Each line below that includes the word "Título" is to be reported.

Data records for software interfaces

####################

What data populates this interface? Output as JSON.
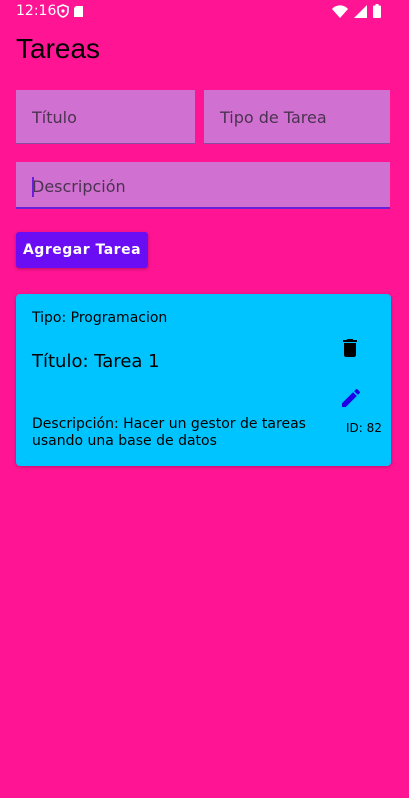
{
  "status_bar": {
    "time": "12:16",
    "left_icons": [
      "shield-icon",
      "sd-card-icon"
    ],
    "right_icons": [
      "wifi-icon",
      "signal-icon",
      "battery-icon"
    ]
  },
  "app": {
    "title": "Tareas"
  },
  "form": {
    "title_placeholder": "Título",
    "type_placeholder": "Tipo de Tarea",
    "description_placeholder": "Descripción",
    "add_button_label": "Agregar Tarea"
  },
  "tasks": [
    {
      "type": "Tipo: Programacion",
      "title": "Título: Tarea 1",
      "description": "Descripción: Hacer un gestor de tareas usando una base de datos",
      "id": "ID: 82"
    }
  ],
  "colors": {
    "background": "#FF1493",
    "field": "#D070D0",
    "button": "#6A0DF5",
    "card": "#00C4FF",
    "edit_icon": "#1E00E6"
  }
}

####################

* _EXERCISE RESULT_:
    "title_placeholder": "Título",
      "title": "Título: Tarea 1",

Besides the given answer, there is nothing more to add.